Will you follow me?
So on Saint Andrew’s Day, we can evoke the sounds of our northern nation with ease. But what of the saint himself? Which hymns speak most to the man that so many have claimed as their own?
Jesus calls fishermen Andrew and Peter to be his disciples
Appropriately enough for the first disciple to be called by Jesus, there is no better place to start than Will you come and follow me? (StF 673). It is a hymn that asks of us: “Will you go where you don’t know and never be the same? . . . Will you risk the hostile stare should your life attract or scare?” We may remember that Andrew the traveller is said to have survived many acts of aggression – an arson attack, for example, in the city of Sinope (in modern day Turkey). Here, too, it is said that the devil incited a mob to drag him through the streets, tearing off pieces of his body and shedding blood. But he contrived to escape and fruit trees later grew on the spot where his blood had been spilled. “Will you make a choice to stand your ground when the crowds are turning violent?” asks Jacqueline Jones (Have you heard God’s voice, StF 662). In Andrew’s case, the answer was surely the same as when Jesus called his name: Yes.
Other hymns of “calling and commission” challenge us to “Go to the world!” (StF 402) as Andrew did and, in Martin Leckebusch’s words, not “hide as hermits” but “spread the way of grace” (Called by Christ to be disciples, StF 660).

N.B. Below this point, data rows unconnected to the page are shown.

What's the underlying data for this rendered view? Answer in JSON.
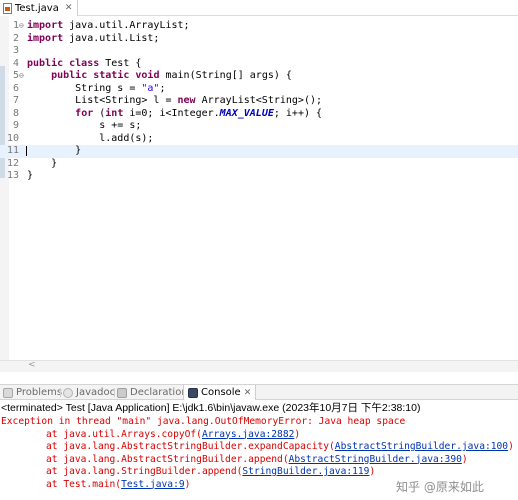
{
  "editor": {
    "tab": {
      "title": "Test.java",
      "close_icon": "✕"
    },
    "lines": [
      {
        "num": "1",
        "fold": "⊖",
        "tokens": [
          {
            "t": "kw",
            "v": "import"
          },
          {
            "t": "p",
            "v": " java.util.ArrayList;"
          }
        ]
      },
      {
        "num": "2",
        "fold": "",
        "tokens": [
          {
            "t": "kw",
            "v": "import"
          },
          {
            "t": "p",
            "v": " java.util.List;"
          }
        ]
      },
      {
        "num": "3",
        "fold": "",
        "tokens": []
      },
      {
        "num": "4",
        "fold": "",
        "tokens": [
          {
            "t": "kw",
            "v": "public class"
          },
          {
            "t": "p",
            "v": " Test {"
          }
        ]
      },
      {
        "num": "5",
        "fold": "⊖",
        "tokens": [
          {
            "t": "p",
            "v": "    "
          },
          {
            "t": "kw",
            "v": "public static void"
          },
          {
            "t": "p",
            "v": " main(String[] args) {"
          }
        ]
      },
      {
        "num": "6",
        "fold": "",
        "tokens": [
          {
            "t": "p",
            "v": "        String s = "
          },
          {
            "t": "str",
            "v": "\"a\""
          },
          {
            "t": "p",
            "v": ";"
          }
        ]
      },
      {
        "num": "7",
        "fold": "",
        "tokens": [
          {
            "t": "p",
            "v": "        List<String> l = "
          },
          {
            "t": "kw",
            "v": "new"
          },
          {
            "t": "p",
            "v": " ArrayList<String>();"
          }
        ]
      },
      {
        "num": "8",
        "fold": "",
        "tokens": [
          {
            "t": "p",
            "v": "        "
          },
          {
            "t": "kw",
            "v": "for"
          },
          {
            "t": "p",
            "v": " ("
          },
          {
            "t": "kw",
            "v": "int"
          },
          {
            "t": "p",
            "v": " i=0; i<Integer."
          },
          {
            "t": "cst",
            "v": "MAX_VALUE"
          },
          {
            "t": "p",
            "v": "; i++) {"
          }
        ]
      },
      {
        "num": "9",
        "fold": "",
        "tokens": [
          {
            "t": "p",
            "v": "            s += s;"
          }
        ]
      },
      {
        "num": "10",
        "fold": "",
        "tokens": [
          {
            "t": "p",
            "v": "            l.add(s);"
          }
        ]
      },
      {
        "num": "11",
        "fold": "",
        "current": true,
        "tokens": [
          {
            "t": "p",
            "v": "        }"
          }
        ]
      },
      {
        "num": "12",
        "fold": "",
        "tokens": [
          {
            "t": "p",
            "v": "    }"
          }
        ]
      },
      {
        "num": "13",
        "fold": "",
        "tokens": [
          {
            "t": "p",
            "v": "}"
          }
        ]
      }
    ],
    "hscroll_icon": "<"
  },
  "panel": {
    "tabs": [
      {
        "label": "Problems",
        "icon": "problems-icon",
        "active": false
      },
      {
        "label": "Javadoc",
        "icon": "javadoc-icon",
        "active": false
      },
      {
        "label": "Declaration",
        "icon": "declaration-icon",
        "active": false
      },
      {
        "label": "Console",
        "icon": "console-icon",
        "active": true,
        "close_icon": "✕"
      }
    ]
  },
  "console": {
    "header": "<terminated> Test [Java Application] E:\\jdk1.6\\bin\\javaw.exe (2023年10月7日 下午2:38:10)",
    "error_color": "#d90000",
    "link_color": "#0033b3",
    "lines": [
      {
        "indent": false,
        "text": "Exception in thread \"main\" java.lang.OutOfMemoryError: Java heap space",
        "link": "",
        "suffix": ""
      },
      {
        "indent": true,
        "text": "at java.util.Arrays.copyOf(",
        "link": "Arrays.java:2882",
        "suffix": ")"
      },
      {
        "indent": true,
        "text": "at java.lang.AbstractStringBuilder.expandCapacity(",
        "link": "AbstractStringBuilder.java:100",
        "suffix": ")"
      },
      {
        "indent": true,
        "text": "at java.lang.AbstractStringBuilder.append(",
        "link": "AbstractStringBuilder.java:390",
        "suffix": ")"
      },
      {
        "indent": true,
        "text": "at java.lang.StringBuilder.append(",
        "link": "StringBuilder.java:119",
        "suffix": ")"
      },
      {
        "indent": true,
        "text": "at Test.main(",
        "link": "Test.java:9",
        "suffix": ")"
      }
    ]
  },
  "watermark": "知乎 @原来如此"
}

Andrew the initiator
Jesus feeds a huge crowd miraculously
We might say of Andrew that he appears to have been a natural leader, an initiator. It is the fisherman Andrew, influenced by the preaching of John the Baptist, who introduces Simon (Peter) to Jesus in the Gospel of John (John 1: 35-42). It is also Andrew, faced with the prospect of feeding a hungry crowd, who tells Jesus about the boy with loaves and fishes (John 6: 5-15). Anna Briggs picks up on this in her hymn The crowd has listened to your word (website only). She makes of Andrew a model of the Christian seeker who looks for ways to express God’s love even from the smallest opportunities. It’s a theme also found in George Herbert’s Teach me, my God and King (StF 668) and Shirley Erena Murray’s Wesley-inspired How small a spark (StF 408).
St John, who thinks highly of Andrew (over and against Peter some would argue), appears to give Andrew a position authority amongst the disciples and it’s he who first introduces Gentiles to Jesus (John 12: 20-26). He is a disciple who is prepared to “think out of the box” – allowing, we may wish to say, the possibility of fresh expressions of faith.
Again it’s John Bell who neatly puts into our mouths words that might also have been spoken by Andrew:
“Who will join my journey?
I will guide their feet.”
Listen, Lord Jesus,
let my fears be few:
walk one step before me;
I will follow you.
(Jesus Christ is waiting, StF 251)
For more about Saint Andrew, writer Michael Turnbull is one man to turn to. His book Saint Andrew: myth, legend and reality covers the saint's life and legacy from all angles - from the complex history of Andrew's relics to the equally tangled stories behind Scotland's adoption of the saint' s Saltire cross. A summary of Turnbull's findings is archived on the BBC website.
Undiscovered Scotland also takes a clear-eyed look at the battle of Athelstaneford and the myths behind the Scottish Saltire.
In 2019 Telegraph reporters uncovered what lies behind St. Andrew's Day traditions.